TASK GOAL:
Where in the data below does the word "Evenement" appear? Copy each line that holds it.

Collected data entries

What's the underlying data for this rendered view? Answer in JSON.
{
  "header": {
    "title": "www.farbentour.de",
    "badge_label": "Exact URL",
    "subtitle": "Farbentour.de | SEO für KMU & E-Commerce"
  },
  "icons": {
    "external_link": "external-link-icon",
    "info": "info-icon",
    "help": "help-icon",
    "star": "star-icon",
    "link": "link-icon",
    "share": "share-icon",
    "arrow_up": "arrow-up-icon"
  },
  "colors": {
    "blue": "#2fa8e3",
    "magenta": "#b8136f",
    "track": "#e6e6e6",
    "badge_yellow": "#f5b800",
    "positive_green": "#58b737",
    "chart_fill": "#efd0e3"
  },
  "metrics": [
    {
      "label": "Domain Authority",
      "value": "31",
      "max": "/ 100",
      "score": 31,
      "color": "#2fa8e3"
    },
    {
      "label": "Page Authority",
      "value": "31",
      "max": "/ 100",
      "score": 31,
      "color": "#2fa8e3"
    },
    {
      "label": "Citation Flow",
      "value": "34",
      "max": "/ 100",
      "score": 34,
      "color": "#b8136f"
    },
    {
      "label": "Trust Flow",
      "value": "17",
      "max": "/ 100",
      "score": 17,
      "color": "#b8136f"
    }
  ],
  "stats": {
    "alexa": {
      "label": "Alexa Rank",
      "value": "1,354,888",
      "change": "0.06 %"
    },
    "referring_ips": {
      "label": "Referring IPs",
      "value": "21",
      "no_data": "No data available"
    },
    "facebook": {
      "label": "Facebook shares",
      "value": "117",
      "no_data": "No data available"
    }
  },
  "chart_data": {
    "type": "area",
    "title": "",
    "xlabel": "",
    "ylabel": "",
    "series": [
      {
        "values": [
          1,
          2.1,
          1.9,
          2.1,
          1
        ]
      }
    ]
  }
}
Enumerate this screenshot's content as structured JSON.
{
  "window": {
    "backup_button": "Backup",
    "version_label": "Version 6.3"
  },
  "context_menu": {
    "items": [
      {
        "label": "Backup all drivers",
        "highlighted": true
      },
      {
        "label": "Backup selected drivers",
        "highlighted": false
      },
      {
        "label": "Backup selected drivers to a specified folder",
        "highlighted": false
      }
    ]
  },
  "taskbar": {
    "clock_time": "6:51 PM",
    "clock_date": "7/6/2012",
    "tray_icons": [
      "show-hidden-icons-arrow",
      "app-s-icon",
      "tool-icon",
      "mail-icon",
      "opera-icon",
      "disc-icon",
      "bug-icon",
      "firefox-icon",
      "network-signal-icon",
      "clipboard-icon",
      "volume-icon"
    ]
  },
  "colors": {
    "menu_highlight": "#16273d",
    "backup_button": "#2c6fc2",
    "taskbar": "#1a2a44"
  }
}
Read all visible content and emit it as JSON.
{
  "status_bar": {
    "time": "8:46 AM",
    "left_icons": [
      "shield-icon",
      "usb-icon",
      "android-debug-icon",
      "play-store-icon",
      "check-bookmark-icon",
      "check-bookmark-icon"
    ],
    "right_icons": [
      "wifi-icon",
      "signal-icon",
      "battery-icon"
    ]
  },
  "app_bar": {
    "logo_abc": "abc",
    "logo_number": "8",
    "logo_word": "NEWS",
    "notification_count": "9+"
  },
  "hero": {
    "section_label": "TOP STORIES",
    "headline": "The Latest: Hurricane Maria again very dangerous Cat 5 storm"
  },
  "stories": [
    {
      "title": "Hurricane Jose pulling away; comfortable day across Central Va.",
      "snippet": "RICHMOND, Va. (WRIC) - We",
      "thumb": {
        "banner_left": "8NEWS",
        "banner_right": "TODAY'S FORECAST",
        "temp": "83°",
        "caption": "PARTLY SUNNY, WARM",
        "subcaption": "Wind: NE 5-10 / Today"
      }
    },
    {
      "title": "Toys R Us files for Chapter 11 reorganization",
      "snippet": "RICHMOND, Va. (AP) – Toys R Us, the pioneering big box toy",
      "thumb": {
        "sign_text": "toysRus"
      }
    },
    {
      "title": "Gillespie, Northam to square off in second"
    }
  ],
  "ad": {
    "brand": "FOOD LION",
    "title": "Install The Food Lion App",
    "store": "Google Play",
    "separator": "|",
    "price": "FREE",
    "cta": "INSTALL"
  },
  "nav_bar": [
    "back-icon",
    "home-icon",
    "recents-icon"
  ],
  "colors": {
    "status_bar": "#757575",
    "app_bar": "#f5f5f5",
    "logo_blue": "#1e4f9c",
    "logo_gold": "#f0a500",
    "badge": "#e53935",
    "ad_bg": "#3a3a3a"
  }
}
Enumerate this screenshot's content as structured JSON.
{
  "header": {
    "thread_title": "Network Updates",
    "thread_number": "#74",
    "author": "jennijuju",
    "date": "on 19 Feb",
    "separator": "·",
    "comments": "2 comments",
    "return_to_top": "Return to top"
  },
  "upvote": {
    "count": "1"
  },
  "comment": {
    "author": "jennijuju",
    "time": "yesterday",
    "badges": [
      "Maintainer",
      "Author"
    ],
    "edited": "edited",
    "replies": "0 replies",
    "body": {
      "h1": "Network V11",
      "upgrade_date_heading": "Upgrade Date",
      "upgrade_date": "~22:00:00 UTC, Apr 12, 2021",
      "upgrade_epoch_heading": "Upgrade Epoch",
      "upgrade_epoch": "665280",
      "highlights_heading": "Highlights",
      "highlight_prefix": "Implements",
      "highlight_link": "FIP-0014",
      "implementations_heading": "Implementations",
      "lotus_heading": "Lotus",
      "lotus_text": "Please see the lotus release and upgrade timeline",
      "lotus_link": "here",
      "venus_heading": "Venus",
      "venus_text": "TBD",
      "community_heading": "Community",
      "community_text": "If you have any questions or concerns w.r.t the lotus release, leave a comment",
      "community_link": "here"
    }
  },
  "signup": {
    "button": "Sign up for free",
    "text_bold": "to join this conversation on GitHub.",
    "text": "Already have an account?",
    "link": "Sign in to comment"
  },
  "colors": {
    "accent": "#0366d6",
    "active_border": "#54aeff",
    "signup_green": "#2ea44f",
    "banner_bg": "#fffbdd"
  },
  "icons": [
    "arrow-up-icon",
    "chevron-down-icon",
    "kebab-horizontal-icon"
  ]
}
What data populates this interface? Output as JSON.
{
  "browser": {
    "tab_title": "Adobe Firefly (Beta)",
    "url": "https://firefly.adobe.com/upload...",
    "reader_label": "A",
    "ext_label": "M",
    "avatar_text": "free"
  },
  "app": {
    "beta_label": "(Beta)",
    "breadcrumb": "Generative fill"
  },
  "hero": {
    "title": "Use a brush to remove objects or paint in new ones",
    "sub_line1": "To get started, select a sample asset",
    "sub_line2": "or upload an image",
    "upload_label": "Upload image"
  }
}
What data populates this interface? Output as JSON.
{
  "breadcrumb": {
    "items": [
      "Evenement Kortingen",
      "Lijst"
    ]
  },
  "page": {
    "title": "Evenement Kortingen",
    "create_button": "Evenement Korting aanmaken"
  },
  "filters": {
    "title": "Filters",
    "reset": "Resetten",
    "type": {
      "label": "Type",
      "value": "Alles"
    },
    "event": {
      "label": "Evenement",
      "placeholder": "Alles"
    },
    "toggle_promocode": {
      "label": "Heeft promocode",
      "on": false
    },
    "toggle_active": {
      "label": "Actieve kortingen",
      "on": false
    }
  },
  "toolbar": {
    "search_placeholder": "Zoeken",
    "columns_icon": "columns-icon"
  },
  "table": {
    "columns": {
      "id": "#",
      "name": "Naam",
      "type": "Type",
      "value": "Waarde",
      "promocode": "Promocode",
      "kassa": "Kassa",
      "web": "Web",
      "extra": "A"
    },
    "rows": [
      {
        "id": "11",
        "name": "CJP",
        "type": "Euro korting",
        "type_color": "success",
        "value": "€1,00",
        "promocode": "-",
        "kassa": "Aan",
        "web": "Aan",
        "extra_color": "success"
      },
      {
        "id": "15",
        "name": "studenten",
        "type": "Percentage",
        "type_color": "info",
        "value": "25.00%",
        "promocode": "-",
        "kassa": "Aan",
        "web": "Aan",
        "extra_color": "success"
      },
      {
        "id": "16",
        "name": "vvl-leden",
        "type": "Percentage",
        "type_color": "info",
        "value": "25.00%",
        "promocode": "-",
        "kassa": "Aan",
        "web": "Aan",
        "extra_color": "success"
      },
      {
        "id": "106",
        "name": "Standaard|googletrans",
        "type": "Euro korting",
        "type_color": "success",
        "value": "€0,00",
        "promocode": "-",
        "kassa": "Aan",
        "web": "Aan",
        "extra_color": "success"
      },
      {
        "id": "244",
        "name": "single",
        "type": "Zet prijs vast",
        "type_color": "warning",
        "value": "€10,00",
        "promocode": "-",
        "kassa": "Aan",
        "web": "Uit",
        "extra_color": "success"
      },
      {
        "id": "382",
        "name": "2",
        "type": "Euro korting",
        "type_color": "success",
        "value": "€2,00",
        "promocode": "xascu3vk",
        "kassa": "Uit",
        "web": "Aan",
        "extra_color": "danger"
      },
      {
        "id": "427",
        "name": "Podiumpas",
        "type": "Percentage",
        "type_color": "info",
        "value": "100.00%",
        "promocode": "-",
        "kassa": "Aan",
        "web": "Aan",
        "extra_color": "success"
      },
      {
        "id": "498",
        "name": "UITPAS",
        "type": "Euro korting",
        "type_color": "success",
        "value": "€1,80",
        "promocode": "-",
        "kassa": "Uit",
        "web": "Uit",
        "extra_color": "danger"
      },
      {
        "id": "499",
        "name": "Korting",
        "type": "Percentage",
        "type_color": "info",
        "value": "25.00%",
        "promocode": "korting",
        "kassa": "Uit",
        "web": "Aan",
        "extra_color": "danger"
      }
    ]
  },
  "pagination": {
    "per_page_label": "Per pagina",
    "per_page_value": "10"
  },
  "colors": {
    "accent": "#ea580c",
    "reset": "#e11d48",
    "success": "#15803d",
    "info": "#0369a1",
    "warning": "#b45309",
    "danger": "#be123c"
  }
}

SOLUTION FOR THIS PROBLEM:
      "Evenement Kortingen",
    "title": "Evenement Kortingen",
    "create_button": "Evenement Korting aanmaken"
      "label": "Evenement",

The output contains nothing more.